Memories from March 21, 1997 are simultaneously vivid and surrealistic. Time has perhaps fuzzed the edges a bit, but the impact of what I hesitate to call a near death experience has not lessened. It has colored nearly all my significant choices over the the last near-quarter century in both good and not so good ways. It’s made me who I am today. Until recently I felt that it changed me for the better, but I’m no longer confident of that. Yes, I chose paths I would not otherwise have taken, but I’ve come to realize that I rejected paths that may have been … better? Better for me? Less worse? There can be no way of knowing the road not taken, so ultimately it is a useless exercise to wonder. But this has been my day of reflection for 24 years now, and this is where reflection has led me. In the end, regardless, it’s always my face in the mirror.

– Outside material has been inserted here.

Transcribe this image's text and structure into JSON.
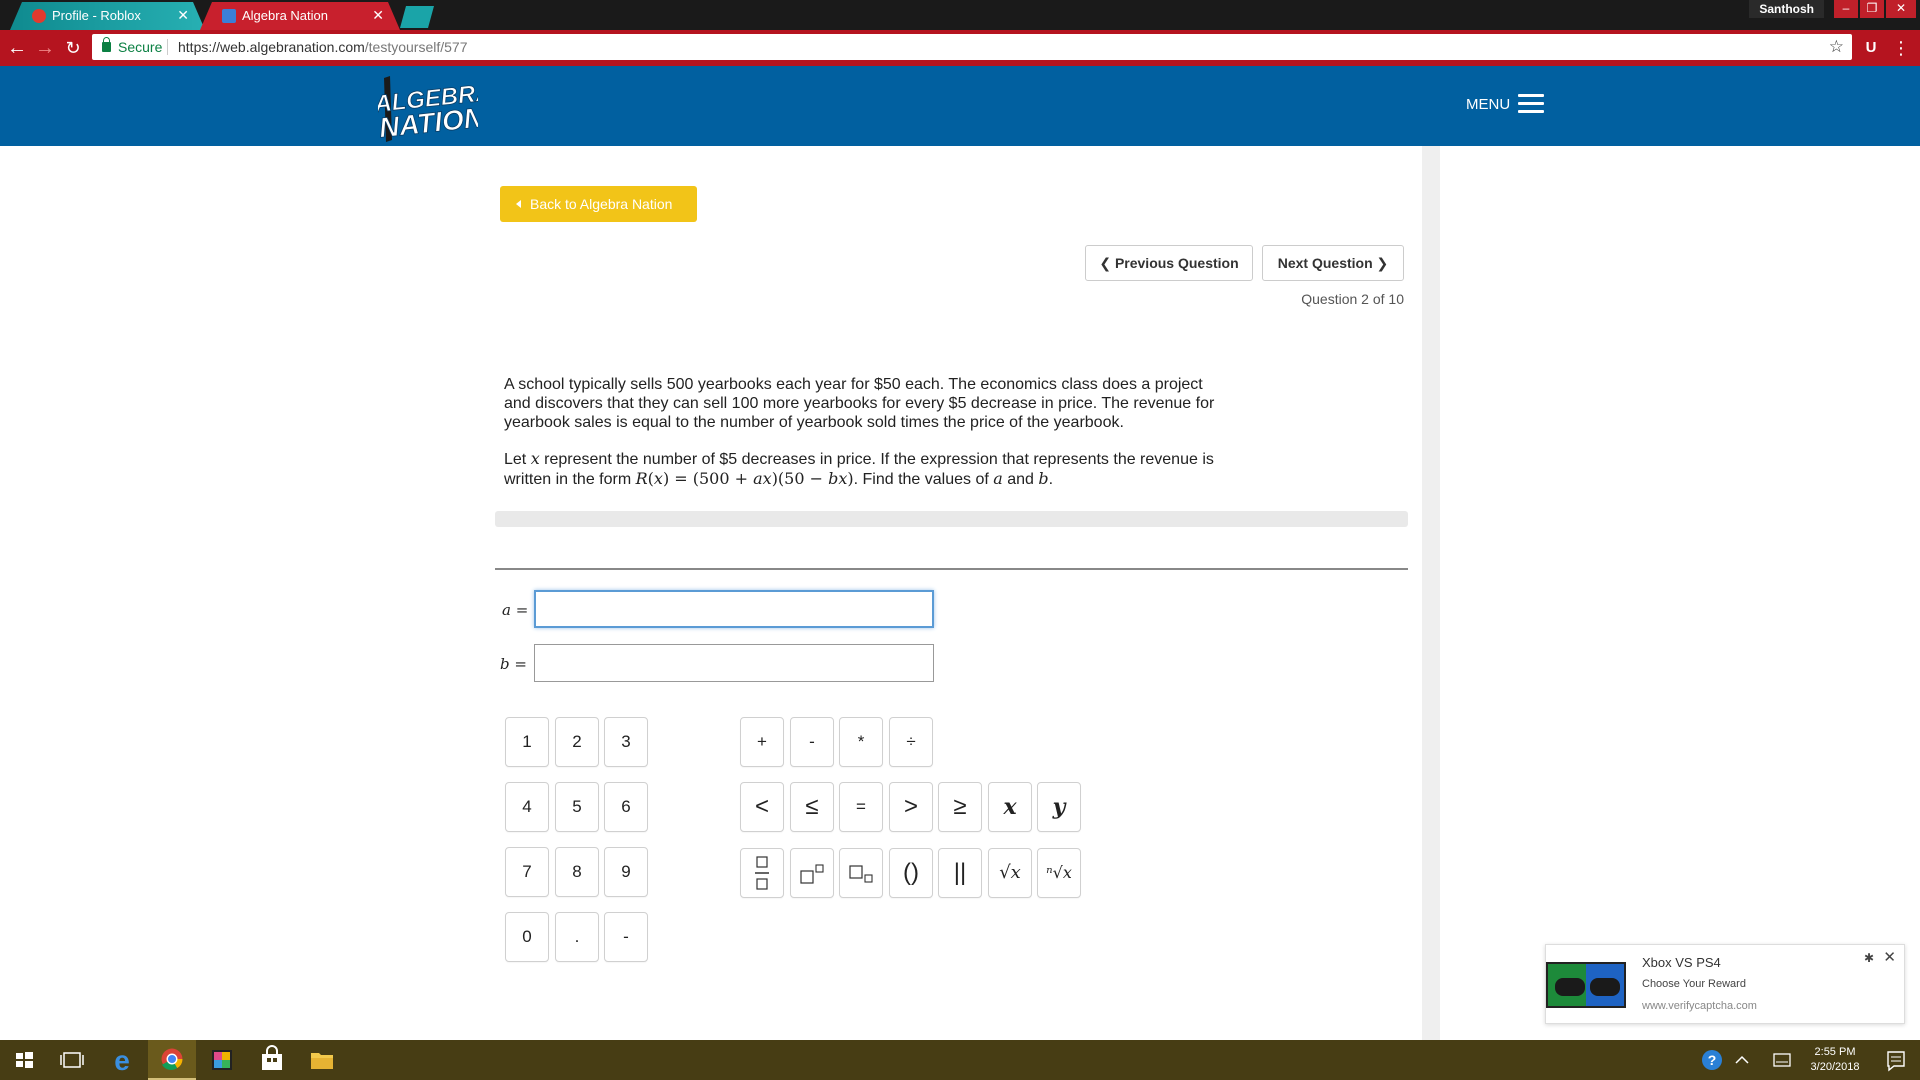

In the past twenty-one years I’ve been owned by many good cats. They have lived good lives and then left me behind to explore the mystery we must all someday explore, regardless of species. Each loss compounds the previous losses exponentially. George, Jutta, Midnight, Selkie, Lyta Alexander; When I mourn the latest I mourn them all. It’s been a bad weekend, and I must acknowledge that soon Daisy will join this list. She’s the last of my medically challenged cats, the last to have lived with Selkie (the favorite child of the parent who knows there should be no favorites but cannot help herself). Currently the balance is perfect between giving her a chance to bounce back as she has a dozen times before and acknowledging that I’m being selfish and will hate myself for allowing suffering to progress. I should know which way the balance will tilt by end of today. It is an ironic way to be spending the 24th anniversary of my collapse. Then, others watched for a sign if I would live or die. Today it is my turn to again wait and watch. And hope.